*TO DO:*
Your task is to repeat the data exactly, every line of it.

### DATA EXCERPTS

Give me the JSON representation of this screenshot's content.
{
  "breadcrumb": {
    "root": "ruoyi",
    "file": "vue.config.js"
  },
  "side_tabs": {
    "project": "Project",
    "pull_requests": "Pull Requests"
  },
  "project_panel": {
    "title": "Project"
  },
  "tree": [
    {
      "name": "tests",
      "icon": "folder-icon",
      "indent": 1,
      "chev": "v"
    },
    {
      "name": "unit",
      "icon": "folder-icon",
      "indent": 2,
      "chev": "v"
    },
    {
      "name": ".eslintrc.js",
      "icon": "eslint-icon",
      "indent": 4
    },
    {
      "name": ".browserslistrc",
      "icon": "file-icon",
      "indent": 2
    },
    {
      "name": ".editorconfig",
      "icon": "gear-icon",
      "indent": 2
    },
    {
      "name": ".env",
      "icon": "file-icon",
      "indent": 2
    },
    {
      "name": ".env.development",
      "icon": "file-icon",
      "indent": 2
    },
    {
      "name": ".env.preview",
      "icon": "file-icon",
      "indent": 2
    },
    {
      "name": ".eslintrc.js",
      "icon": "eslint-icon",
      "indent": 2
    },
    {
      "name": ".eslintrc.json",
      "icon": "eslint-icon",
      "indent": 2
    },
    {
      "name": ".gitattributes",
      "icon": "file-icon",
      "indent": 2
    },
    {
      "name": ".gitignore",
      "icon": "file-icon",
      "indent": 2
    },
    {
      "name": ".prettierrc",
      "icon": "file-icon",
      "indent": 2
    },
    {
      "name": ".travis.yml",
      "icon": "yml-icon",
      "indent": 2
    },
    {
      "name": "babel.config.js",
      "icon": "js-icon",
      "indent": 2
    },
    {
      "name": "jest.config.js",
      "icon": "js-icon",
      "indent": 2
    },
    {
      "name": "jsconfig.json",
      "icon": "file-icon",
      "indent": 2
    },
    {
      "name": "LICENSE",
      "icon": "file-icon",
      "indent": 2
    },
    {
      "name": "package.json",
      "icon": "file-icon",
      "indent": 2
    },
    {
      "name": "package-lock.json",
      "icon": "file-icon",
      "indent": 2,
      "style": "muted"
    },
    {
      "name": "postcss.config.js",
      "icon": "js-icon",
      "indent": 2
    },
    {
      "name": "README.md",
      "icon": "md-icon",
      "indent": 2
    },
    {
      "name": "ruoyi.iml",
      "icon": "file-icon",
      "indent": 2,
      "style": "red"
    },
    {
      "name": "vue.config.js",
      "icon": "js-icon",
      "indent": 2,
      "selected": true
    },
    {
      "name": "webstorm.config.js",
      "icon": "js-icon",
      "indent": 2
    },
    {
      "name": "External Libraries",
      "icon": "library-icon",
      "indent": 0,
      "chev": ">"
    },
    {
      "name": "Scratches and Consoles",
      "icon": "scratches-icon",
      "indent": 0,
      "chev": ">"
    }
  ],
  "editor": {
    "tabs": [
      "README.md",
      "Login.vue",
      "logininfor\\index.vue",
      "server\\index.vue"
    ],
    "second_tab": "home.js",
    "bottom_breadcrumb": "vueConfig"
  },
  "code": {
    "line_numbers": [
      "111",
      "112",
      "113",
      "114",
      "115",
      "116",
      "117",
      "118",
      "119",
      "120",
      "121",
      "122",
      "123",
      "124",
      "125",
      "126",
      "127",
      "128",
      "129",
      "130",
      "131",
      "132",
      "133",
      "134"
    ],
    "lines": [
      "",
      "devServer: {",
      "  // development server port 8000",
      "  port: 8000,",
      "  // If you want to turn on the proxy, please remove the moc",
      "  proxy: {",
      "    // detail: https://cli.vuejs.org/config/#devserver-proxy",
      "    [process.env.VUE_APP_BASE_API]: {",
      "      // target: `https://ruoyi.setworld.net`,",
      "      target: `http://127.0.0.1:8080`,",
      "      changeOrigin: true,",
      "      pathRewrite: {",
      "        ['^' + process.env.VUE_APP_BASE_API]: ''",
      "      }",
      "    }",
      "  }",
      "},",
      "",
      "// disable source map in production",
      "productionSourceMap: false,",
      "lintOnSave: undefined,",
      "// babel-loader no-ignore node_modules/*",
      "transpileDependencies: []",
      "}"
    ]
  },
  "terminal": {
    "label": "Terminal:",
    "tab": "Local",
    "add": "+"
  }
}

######

*ANSWER TO THE EXERCISE:*
Give me the JSON representation of this screenshot's content.
{
  "breadcrumb": {
    "root": "ruoyi",
    "file": "vue.config.js"
  },
  "side_tabs": {
    "project": "Project",
    "pull_requests": "Pull Requests"
  },
  "project_panel": {
    "title": "Project"
  },
  "tree": [
    {
      "name": "tests",
      "icon": "folder-icon",
      "indent": 1,
      "chev": "v"
    },
    {
      "name": "unit",
      "icon": "folder-icon",
      "indent": 2,
      "chev": "v"
    },
    {
      "name": ".eslintrc.js",
      "icon": "eslint-icon",
      "indent": 4
    },
    {
      "name": ".browserslistrc",
      "icon": "file-icon",
      "indent": 2
    },
    {
      "name": ".editorconfig",
      "icon": "gear-icon",
      "indent": 2
    },
    {
      "name": ".env",
      "icon": "file-icon",
      "indent": 2
    },
    {
      "name": ".env.development",
      "icon": "file-icon",
      "indent": 2
    },
    {
      "name": ".env.preview",
      "icon": "file-icon",
      "indent": 2
    },
    {
      "name": ".eslintrc.js",
      "icon": "eslint-icon",
      "indent": 2
    },
    {
      "name": ".eslintrc.json",
      "icon": "eslint-icon",
      "indent": 2
    },
    {
      "name": ".gitattributes",
      "icon": "file-icon",
      "indent": 2
    },
    {
      "name": ".gitignore",
      "icon": "file-icon",
      "indent": 2
    },
    {
      "name": ".prettierrc",
      "icon": "file-icon",
      "indent": 2
    },
    {
      "name": ".travis.yml",
      "icon": "yml-icon",
      "indent": 2
    },
    {
      "name": "babel.config.js",
      "icon": "js-icon",
      "indent": 2
    },
    {
      "name": "jest.config.js",
      "icon": "js-icon",
      "indent": 2
    },
    {
      "name": "jsconfig.json",
      "icon": "file-icon",
      "indent": 2
    },
    {
      "name": "LICENSE",
      "icon": "file-icon",
      "indent": 2
    },
    {
      "name": "package.json",
      "icon": "file-icon",
      "indent": 2
    },
    {
      "name": "package-lock.json",
      "icon": "file-icon",
      "indent": 2,
      "style": "muted"
    },
    {
      "name": "postcss.config.js",
      "icon": "js-icon",
      "indent": 2
    },
    {
      "name": "README.md",
      "icon": "md-icon",
      "indent": 2
    },
    {
      "name": "ruoyi.iml",
      "icon": "file-icon",
      "indent": 2,
      "style": "red"
    },
    {
      "name": "vue.config.js",
      "icon": "js-icon",
      "indent": 2,
      "selected": true
    },
    {
      "name": "webstorm.config.js",
      "icon": "js-icon",
      "indent": 2
    },
    {
      "name": "External Libraries",
      "icon": "library-icon",
      "indent": 0,
      "chev": ">"
    },
    {
      "name": "Scratches and Consoles",
      "icon": "scratches-icon",
      "indent": 0,
      "chev": ">"
    }
  ],
  "editor": {
    "tabs": [
      "README.md",
      "Login.vue",
      "logininfor\\index.vue",
      "server\\index.vue"
    ],
    "second_tab": "home.js",
    "bottom_breadcrumb": "vueConfig"
  },
  "code": {
    "line_numbers": [
      "111",
      "112",
      "113",
      "114",
      "115",
      "116",
      "117",
      "118",
      "119",
      "120",
      "121",
      "122",
      "123",
      "124",
      "125",
      "126",
      "127",
      "128",
      "129",
      "130",
      "131",
      "132",
      "133",
      "134"
    ],
    "lines": [
      "",
      "devServer: {",
      "  // development server port 8000",
      "  port: 8000,",
      "  // If you want to turn on the proxy, please remove the moc",
      "  proxy: {",
      "    // detail: https://cli.vuejs.org/config/#devserver-proxy",
      "    [process.env.VUE_APP_BASE_API]: {",
      "      // target: `https://ruoyi.setworld.net`,",
      "      target: `http://127.0.0.1:8080`,",
      "      changeOrigin: true,",
      "      pathRewrite: {",
      "        ['^' + process.env.VUE_APP_BASE_API]: ''",
      "      }",
      "    }",
      "  }",
      "},",
      "",
      "// disable source map in production",
      "productionSourceMap: false,",
      "lintOnSave: undefined,",
      "// babel-loader no-ignore node_modules/*",
      "transpileDependencies: []",
      "}"
    ]
  },
  "terminal": {
    "label": "Terminal:",
    "tab": "Local",
    "add": "+"
  }
}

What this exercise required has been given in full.